(Dataset rows describing interfaces)
--- --- ---

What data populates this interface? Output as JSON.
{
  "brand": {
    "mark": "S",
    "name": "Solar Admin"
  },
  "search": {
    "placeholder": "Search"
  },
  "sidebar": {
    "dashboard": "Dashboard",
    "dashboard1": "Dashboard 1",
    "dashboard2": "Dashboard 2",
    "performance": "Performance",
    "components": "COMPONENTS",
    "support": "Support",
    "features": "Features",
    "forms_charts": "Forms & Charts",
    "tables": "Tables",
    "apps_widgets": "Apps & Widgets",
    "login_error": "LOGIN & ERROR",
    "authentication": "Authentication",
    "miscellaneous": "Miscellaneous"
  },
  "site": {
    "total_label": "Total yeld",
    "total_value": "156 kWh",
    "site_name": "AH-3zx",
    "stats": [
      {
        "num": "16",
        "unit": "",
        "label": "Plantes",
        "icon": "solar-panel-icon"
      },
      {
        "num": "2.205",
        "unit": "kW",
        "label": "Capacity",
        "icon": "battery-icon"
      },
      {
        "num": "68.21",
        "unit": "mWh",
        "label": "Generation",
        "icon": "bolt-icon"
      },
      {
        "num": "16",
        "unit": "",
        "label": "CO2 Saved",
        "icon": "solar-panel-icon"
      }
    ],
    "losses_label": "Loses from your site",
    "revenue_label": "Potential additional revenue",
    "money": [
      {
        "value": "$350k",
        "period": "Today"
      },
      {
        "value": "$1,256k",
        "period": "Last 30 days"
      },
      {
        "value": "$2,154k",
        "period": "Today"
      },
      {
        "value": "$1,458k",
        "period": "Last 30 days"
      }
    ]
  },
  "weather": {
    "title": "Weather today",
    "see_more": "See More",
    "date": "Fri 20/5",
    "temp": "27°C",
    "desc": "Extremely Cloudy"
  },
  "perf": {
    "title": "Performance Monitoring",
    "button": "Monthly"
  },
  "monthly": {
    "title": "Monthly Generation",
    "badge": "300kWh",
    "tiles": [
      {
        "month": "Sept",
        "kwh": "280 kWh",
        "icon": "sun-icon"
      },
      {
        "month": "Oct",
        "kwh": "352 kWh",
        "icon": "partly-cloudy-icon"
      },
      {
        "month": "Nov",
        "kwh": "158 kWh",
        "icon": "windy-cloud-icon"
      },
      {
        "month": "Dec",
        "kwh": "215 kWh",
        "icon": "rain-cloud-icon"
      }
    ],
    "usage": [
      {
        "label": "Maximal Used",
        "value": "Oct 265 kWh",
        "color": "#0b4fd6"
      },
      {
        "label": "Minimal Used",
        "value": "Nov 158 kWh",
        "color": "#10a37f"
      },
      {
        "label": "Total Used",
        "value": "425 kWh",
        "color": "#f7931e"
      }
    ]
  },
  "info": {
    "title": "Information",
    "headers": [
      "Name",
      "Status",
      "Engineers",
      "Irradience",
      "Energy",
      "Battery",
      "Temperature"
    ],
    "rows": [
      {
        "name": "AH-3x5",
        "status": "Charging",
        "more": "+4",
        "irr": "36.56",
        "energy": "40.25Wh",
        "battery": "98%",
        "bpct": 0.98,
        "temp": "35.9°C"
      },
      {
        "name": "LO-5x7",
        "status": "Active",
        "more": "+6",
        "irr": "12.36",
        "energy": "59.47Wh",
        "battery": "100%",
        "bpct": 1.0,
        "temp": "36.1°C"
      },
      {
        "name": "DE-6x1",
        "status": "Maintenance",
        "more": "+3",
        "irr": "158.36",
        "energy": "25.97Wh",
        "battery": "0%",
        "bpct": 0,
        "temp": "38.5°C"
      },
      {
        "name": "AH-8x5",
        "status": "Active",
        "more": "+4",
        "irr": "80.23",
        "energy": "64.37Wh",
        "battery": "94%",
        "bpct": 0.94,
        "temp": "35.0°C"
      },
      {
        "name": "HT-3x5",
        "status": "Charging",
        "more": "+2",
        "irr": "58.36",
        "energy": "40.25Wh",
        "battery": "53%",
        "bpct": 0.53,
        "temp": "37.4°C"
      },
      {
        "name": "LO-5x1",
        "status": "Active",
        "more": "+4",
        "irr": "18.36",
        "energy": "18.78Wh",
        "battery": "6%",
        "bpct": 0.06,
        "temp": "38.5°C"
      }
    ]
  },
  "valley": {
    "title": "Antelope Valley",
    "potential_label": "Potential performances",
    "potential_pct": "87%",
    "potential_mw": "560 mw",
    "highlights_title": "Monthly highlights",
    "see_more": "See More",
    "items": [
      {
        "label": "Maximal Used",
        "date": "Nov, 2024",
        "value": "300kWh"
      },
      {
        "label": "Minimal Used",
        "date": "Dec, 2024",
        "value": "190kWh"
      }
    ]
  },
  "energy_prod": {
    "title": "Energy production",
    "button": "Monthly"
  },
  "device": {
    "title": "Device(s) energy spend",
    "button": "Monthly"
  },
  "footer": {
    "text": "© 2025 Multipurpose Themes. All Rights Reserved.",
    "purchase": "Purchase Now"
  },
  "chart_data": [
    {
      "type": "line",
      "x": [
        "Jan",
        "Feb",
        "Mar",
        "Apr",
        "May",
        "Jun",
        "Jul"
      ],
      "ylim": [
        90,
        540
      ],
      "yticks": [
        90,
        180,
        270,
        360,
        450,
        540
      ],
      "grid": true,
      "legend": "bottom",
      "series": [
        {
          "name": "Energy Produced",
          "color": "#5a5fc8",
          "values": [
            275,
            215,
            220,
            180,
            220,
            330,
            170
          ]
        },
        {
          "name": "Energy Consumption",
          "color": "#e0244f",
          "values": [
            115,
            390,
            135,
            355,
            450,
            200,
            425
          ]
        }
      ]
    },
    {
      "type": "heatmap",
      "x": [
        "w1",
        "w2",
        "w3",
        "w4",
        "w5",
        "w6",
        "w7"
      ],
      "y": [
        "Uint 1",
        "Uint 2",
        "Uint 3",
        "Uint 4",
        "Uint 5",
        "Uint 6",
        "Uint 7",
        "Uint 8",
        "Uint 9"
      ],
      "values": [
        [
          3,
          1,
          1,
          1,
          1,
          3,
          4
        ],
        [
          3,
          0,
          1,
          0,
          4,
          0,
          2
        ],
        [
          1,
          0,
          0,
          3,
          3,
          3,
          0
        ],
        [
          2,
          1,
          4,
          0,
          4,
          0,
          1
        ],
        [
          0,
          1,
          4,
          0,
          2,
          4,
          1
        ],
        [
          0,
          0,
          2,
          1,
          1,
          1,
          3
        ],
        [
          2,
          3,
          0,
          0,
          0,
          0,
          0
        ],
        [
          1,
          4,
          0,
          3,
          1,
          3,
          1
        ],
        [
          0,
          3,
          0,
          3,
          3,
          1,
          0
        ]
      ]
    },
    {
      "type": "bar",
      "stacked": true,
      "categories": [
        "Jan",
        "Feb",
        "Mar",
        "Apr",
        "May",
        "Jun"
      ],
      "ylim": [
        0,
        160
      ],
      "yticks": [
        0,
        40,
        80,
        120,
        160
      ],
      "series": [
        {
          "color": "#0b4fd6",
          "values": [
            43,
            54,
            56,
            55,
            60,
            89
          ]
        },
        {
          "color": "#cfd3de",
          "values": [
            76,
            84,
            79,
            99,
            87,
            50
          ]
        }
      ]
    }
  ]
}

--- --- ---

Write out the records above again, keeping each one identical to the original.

What data populates this interface? Output as JSON.
{
  "brand": {
    "mark": "S",
    "name": "Solar Admin"
  },
  "search": {
    "placeholder": "Search"
  },
  "sidebar": {
    "dashboard": "Dashboard",
    "dashboard1": "Dashboard 1",
    "dashboard2": "Dashboard 2",
    "performance": "Performance",
    "components": "COMPONENTS",
    "support": "Support",
    "features": "Features",
    "forms_charts": "Forms & Charts",
    "tables": "Tables",
    "apps_widgets": "Apps & Widgets",
    "login_error": "LOGIN & ERROR",
    "authentication": "Authentication",
    "miscellaneous": "Miscellaneous"
  },
  "site": {
    "total_label": "Total yeld",
    "total_value": "156 kWh",
    "site_name": "AH-3zx",
    "stats": [
      {
        "num": "16",
        "unit": "",
        "label": "Plantes",
        "icon": "solar-panel-icon"
      },
      {
        "num": "2.205",
        "unit": "kW",
        "label": "Capacity",
        "icon": "battery-icon"
      },
      {
        "num": "68.21",
        "unit": "mWh",
        "label": "Generation",
        "icon": "bolt-icon"
      },
      {
        "num": "16",
        "unit": "",
        "label": "CO2 Saved",
        "icon": "solar-panel-icon"
      }
    ],
    "losses_label": "Loses from your site",
    "revenue_label": "Potential additional revenue",
    "money": [
      {
        "value": "$350k",
        "period": "Today"
      },
      {
        "value": "$1,256k",
        "period": "Last 30 days"
      },
      {
        "value": "$2,154k",
        "period": "Today"
      },
      {
        "value": "$1,458k",
        "period": "Last 30 days"
      }
    ]
  },
  "weather": {
    "title": "Weather today",
    "see_more": "See More",
    "date": "Fri 20/5",
    "temp": "27°C",
    "desc": "Extremely Cloudy"
  },
  "perf": {
    "title": "Performance Monitoring",
    "button": "Monthly"
  },
  "monthly": {
    "title": "Monthly Generation",
    "badge": "300kWh",
    "tiles": [
      {
        "month": "Sept",
        "kwh": "280 kWh",
        "icon": "sun-icon"
      },
      {
        "month": "Oct",
        "kwh": "352 kWh",
        "icon": "partly-cloudy-icon"
      },
      {
        "month": "Nov",
        "kwh": "158 kWh",
        "icon": "windy-cloud-icon"
      },
      {
        "month": "Dec",
        "kwh": "215 kWh",
        "icon": "rain-cloud-icon"
      }
    ],
    "usage": [
      {
        "label": "Maximal Used",
        "value": "Oct 265 kWh",
        "color": "#0b4fd6"
      },
      {
        "label": "Minimal Used",
        "value": "Nov 158 kWh",
        "color": "#10a37f"
      },
      {
        "label": "Total Used",
        "value": "425 kWh",
        "color": "#f7931e"
      }
    ]
  },
  "info": {
    "title": "Information",
    "headers": [
      "Name",
      "Status",
      "Engineers",
      "Irradience",
      "Energy",
      "Battery",
      "Temperature"
    ],
    "rows": [
      {
        "name": "AH-3x5",
        "status": "Charging",
        "more": "+4",
        "irr": "36.56",
        "energy": "40.25Wh",
        "battery": "98%",
        "bpct": 0.98,
        "temp": "35.9°C"
      },
      {
        "name": "LO-5x7",
        "status": "Active",
        "more": "+6",
        "irr": "12.36",
        "energy": "59.47Wh",
        "battery": "100%",
        "bpct": 1.0,
        "temp": "36.1°C"
      },
      {
        "name": "DE-6x1",
        "status": "Maintenance",
        "more": "+3",
        "irr": "158.36",
        "energy": "25.97Wh",
        "battery": "0%",
        "bpct": 0,
        "temp": "38.5°C"
      },
      {
        "name": "AH-8x5",
        "status": "Active",
        "more": "+4",
        "irr": "80.23",
        "energy": "64.37Wh",
        "battery": "94%",
        "bpct": 0.94,
        "temp": "35.0°C"
      },
      {
        "name": "HT-3x5",
        "status": "Charging",
        "more": "+2",
        "irr": "58.36",
        "energy": "40.25Wh",
        "battery": "53%",
        "bpct": 0.53,
        "temp": "37.4°C"
      },
      {
        "name": "LO-5x1",
        "status": "Active",
        "more": "+4",
        "irr": "18.36",
        "energy": "18.78Wh",
        "battery": "6%",
        "bpct": 0.06,
        "temp": "38.5°C"
      }
    ]
  },
  "valley": {
    "title": "Antelope Valley",
    "potential_label": "Potential performances",
    "potential_pct": "87%",
    "potential_mw": "560 mw",
    "highlights_title": "Monthly highlights",
    "see_more": "See More",
    "items": [
      {
        "label": "Maximal Used",
        "date": "Nov, 2024",
        "value": "300kWh"
      },
      {
        "label": "Minimal Used",
        "date": "Dec, 2024",
        "value": "190kWh"
      }
    ]
  },
  "energy_prod": {
    "title": "Energy production",
    "button": "Monthly"
  },
  "device": {
    "title": "Device(s) energy spend",
    "button": "Monthly"
  },
  "footer": {
    "text": "© 2025 Multipurpose Themes. All Rights Reserved.",
    "purchase": "Purchase Now"
  },
  "chart_data": [
    {
      "type": "line",
      "x": [
        "Jan",
        "Feb",
        "Mar",
        "Apr",
        "May",
        "Jun",
        "Jul"
      ],
      "ylim": [
        90,
        540
      ],
      "yticks": [
        90,
        180,
        270,
        360,
        450,
        540
      ],
      "grid": true,
      "legend": "bottom",
      "series": [
        {
          "name": "Energy Produced",
          "color": "#5a5fc8",
          "values": [
            275,
            215,
            220,
            180,
            220,
            330,
            170
          ]
        },
        {
          "name": "Energy Consumption",
          "color": "#e0244f",
          "values": [
            115,
            390,
            135,
            355,
            450,
            200,
            425
          ]
        }
      ]
    },
    {
      "type": "heatmap",
      "x": [
        "w1",
        "w2",
        "w3",
        "w4",
        "w5",
        "w6",
        "w7"
      ],
      "y": [
        "Uint 1",
        "Uint 2",
        "Uint 3",
        "Uint 4",
        "Uint 5",
        "Uint 6",
        "Uint 7",
        "Uint 8",
        "Uint 9"
      ],
      "values": [
        [
          3,
          1,
          1,
          1,
          1,
          3,
          4
        ],
        [
          3,
          0,
          1,
          0,
          4,
          0,
          2
        ],
        [
          1,
          0,
          0,
          3,
          3,
          3,
          0
        ],
        [
          2,
          1,
          4,
          0,
          4,
          0,
          1
        ],
        [
          0,
          1,
          4,
          0,
          2,
          4,
          1
        ],
        [
          0,
          0,
          2,
          1,
          1,
          1,
          3
        ],
        [
          2,
          3,
          0,
          0,
          0,
          0,
          0
        ],
        [
          1,
          4,
          0,
          3,
          1,
          3,
          1
        ],
        [
          0,
          3,
          0,
          3,
          3,
          1,
          0
        ]
      ]
    },
    {
      "type": "bar",
      "stacked": true,
      "categories": [
        "Jan",
        "Feb",
        "Mar",
        "Apr",
        "May",
        "Jun"
      ],
      "ylim": [
        0,
        160
      ],
      "yticks": [
        0,
        40,
        80,
        120,
        160
      ],
      "series": [
        {
          "color": "#0b4fd6",
          "values": [
            43,
            54,
            56,
            55,
            60,
            89
          ]
        },
        {
          "color": "#cfd3de",
          "values": [
            76,
            84,
            79,
            99,
            87,
            50
          ]
        }
      ]
    }
  ]
}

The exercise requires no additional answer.